I'm trying to create a class to represent a Win32 dialog in my app. The problem is, the dialog must have a proc which can't be a member of a class. Here's how I implimented it: // Global CConfigMenu *g_ConfigMenu = NULL; // A callback director for the graphics settings dialog's message handler. BOOL CALLBACK ConfigDlgProcDirector( HWND hDlg, UINT message, WPARAM wParam, LPARAM lParam ) { return g_ConfigMenu->ConfigDlgProc( hDlg, message, wParam, lParam ); } CConfigMenu::CConfigMenu() : m_pEnumeration( NULL ) { g_ConfigMenu = this; } This is all good and fine unless there is more than one instance of the class. Does anyone know of an elegant way to roll a win32 dialog up into a class? My current way of doing it seems hackish.
11. ## Off center fullscreen

I've seen the same issue and fixed it by switching my game to a higher resolution. I don't know what caused it, for me I wanted to run at a higher resolution anyhow so it didn't matter. You might want to try different resolutions as a temproary solution. (Someone else here may know exactly what causes that).

What about just a fixed image without a loading bar.

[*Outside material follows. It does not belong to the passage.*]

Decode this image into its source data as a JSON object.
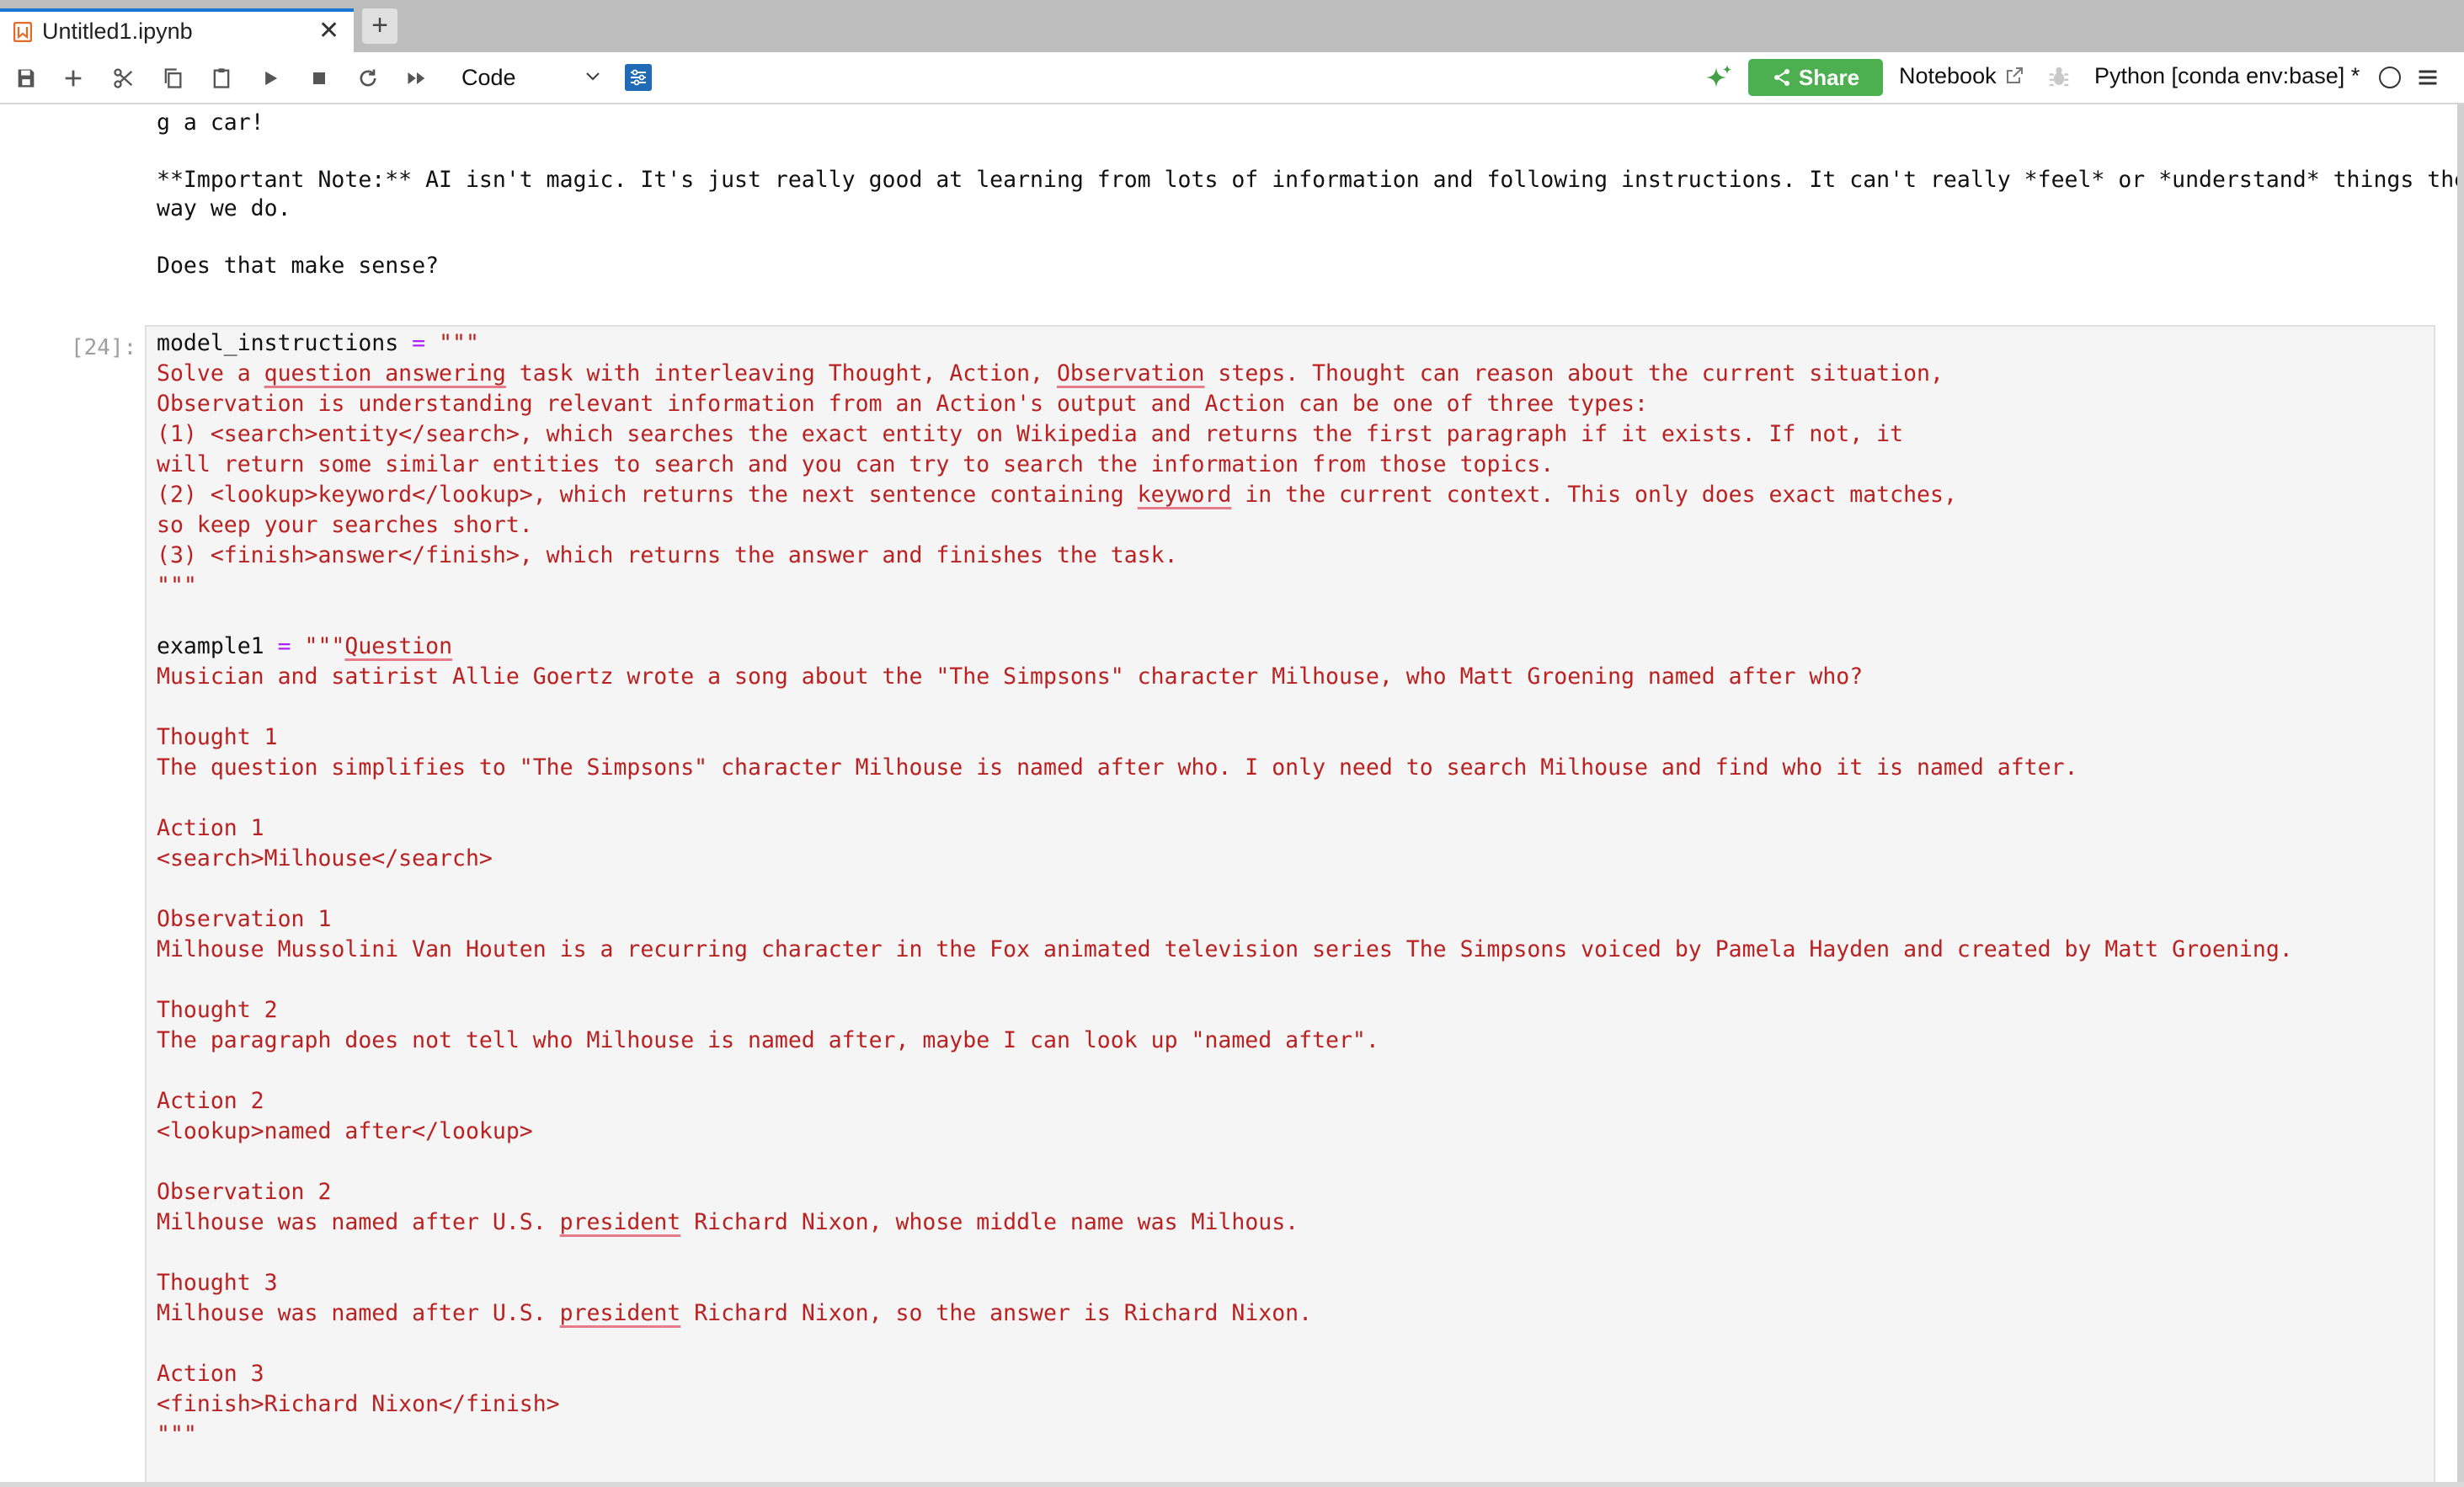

Do I need to continually redraw it or is once sufficient?

I have a DirectX app that takes a bit of time to load. What I want to do, is display a fullscreen bitmap (think like loading counter strike), while the game loads. I know I have to display my image after DirectX is initialized, but what about rendering it? I won't be in a render loop because I'll be loading my level. Does anyone know of a really good way to impliment a bitmap being displayed at load time? I can think of a few ways to do it but none of them stand out as really clean and effective to me. As far as I'm concerned, I want a simple implimentation that is displayed quickly.
14. ## Enum question.

Quote:Original post by Roboguy IIRC, the first one is invalid. It compiles just fine for me. Does it just have no effect?
15. ## Enum question.

What's the difference between: const enum PlacesILike { Paris, SanDiego, Hawaii } and enum PlacesILike { Paris, SanDiego, Hawaii } I forget what const means in that context. :/